When technology serves its owners, it is liberating. When it is designed to serve others, over the owner's objection, it is oppressive. There's a battle raging on your computer right now -- one that pits you against worms and viruses, Trojans, spyware, automatic update features and digital rights management technologies. It's the battle to determine who owns your computer. Bruce Schneier May 04, 2006
Bruce Schneier has long argued that proprietary code is a bad thing for end-users: fixing broken code doesn't generate much revenue and most of the big software houses only patch vulnerabilities when they can no longer be ignored. Now, Microsoft has introduced a new wheeze; make someone else responsible for its shoddy code.
With the forthcoming release of Windows 8, manufacturers will be required to install something called Secure Boot if they want their equipment to be certified as Windows compatible. This is a potential problem for anyone who wants to install a different operating system (like Linux) on their computer: if the software isn't approved by the UEFI interface, it won't load and you'll be locked out of your system. In essence, Microsoft has found a way to shackle your hardware to its software and all in the name of security.
Let's not pretend, Windows is ubiquitous and most (probably all) OEMs will comply with Redmond's fiat. So it's not surprising that Mark Shuttleworth has discussed the possibility of Canonical generating its own encryption key to pass the Secure Boot test.
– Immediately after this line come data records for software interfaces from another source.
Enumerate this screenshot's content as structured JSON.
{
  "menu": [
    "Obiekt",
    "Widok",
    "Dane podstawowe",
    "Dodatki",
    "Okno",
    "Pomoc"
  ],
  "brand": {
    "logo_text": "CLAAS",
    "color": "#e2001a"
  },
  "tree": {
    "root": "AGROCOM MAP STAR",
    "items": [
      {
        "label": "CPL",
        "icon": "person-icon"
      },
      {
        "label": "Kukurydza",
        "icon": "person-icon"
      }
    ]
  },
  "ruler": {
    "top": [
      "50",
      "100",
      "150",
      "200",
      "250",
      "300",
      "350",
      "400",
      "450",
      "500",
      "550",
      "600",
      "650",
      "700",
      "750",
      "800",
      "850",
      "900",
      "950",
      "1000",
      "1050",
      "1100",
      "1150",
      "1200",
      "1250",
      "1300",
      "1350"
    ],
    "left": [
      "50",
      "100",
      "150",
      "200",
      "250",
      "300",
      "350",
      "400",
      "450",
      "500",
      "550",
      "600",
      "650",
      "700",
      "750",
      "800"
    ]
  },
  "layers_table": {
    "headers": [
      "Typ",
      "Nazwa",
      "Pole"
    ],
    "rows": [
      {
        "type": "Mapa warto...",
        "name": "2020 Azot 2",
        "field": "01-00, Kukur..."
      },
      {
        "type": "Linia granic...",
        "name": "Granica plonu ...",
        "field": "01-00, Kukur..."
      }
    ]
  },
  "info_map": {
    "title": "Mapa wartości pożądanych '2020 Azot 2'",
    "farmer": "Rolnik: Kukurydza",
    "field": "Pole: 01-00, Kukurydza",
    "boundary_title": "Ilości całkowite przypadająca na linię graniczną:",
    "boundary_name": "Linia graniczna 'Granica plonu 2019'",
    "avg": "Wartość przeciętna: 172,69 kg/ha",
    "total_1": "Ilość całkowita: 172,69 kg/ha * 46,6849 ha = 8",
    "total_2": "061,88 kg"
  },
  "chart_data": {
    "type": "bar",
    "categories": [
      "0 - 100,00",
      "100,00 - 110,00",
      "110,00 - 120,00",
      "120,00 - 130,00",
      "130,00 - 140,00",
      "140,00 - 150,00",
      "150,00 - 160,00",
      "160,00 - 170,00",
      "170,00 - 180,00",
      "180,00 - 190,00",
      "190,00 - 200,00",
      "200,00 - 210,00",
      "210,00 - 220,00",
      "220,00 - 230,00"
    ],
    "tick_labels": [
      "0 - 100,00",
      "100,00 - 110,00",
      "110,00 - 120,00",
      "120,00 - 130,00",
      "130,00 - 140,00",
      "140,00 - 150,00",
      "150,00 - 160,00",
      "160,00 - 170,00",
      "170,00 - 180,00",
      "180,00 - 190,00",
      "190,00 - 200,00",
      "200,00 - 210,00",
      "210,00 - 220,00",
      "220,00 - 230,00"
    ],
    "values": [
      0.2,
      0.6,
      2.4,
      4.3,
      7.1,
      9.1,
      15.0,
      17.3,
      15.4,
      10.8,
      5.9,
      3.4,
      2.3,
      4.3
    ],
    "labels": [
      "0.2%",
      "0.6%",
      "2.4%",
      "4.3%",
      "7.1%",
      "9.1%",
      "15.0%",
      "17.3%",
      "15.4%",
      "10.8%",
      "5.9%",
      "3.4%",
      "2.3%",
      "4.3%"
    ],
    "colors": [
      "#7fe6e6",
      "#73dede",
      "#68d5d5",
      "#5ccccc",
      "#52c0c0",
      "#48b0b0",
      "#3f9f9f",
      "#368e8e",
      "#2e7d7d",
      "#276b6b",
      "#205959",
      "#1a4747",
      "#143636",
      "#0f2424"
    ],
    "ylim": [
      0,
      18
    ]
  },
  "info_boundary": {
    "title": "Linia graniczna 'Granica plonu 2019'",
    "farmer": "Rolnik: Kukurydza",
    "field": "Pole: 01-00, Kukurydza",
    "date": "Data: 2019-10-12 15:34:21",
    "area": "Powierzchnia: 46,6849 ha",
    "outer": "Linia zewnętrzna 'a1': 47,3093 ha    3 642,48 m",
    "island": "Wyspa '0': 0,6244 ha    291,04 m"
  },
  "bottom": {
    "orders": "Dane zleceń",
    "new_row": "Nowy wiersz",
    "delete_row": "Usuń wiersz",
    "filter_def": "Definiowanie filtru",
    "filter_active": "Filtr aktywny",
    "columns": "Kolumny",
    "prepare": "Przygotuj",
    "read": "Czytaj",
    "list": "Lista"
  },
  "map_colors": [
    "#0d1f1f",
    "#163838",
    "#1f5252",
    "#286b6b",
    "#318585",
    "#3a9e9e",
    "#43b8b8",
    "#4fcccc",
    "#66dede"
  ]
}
This is probably just pragmatism at work, but the reality is that you will no longer own your pc, you'll effectively lease it from those software providers that can get their keys incorporated in the UEFI. I can't help wondering if the tail is still wagging the dog.
Sources & References:
- Schneier on Security: Everyone Wants to 'Own' Your PC
- Canonical Blog: An update on Ubuntu and Secure Boot
- The Register: Shuttleworth: Why Windows 8 made us ditch GPL Linux Loader
- Wikipedia: United Extensible Firmware Interface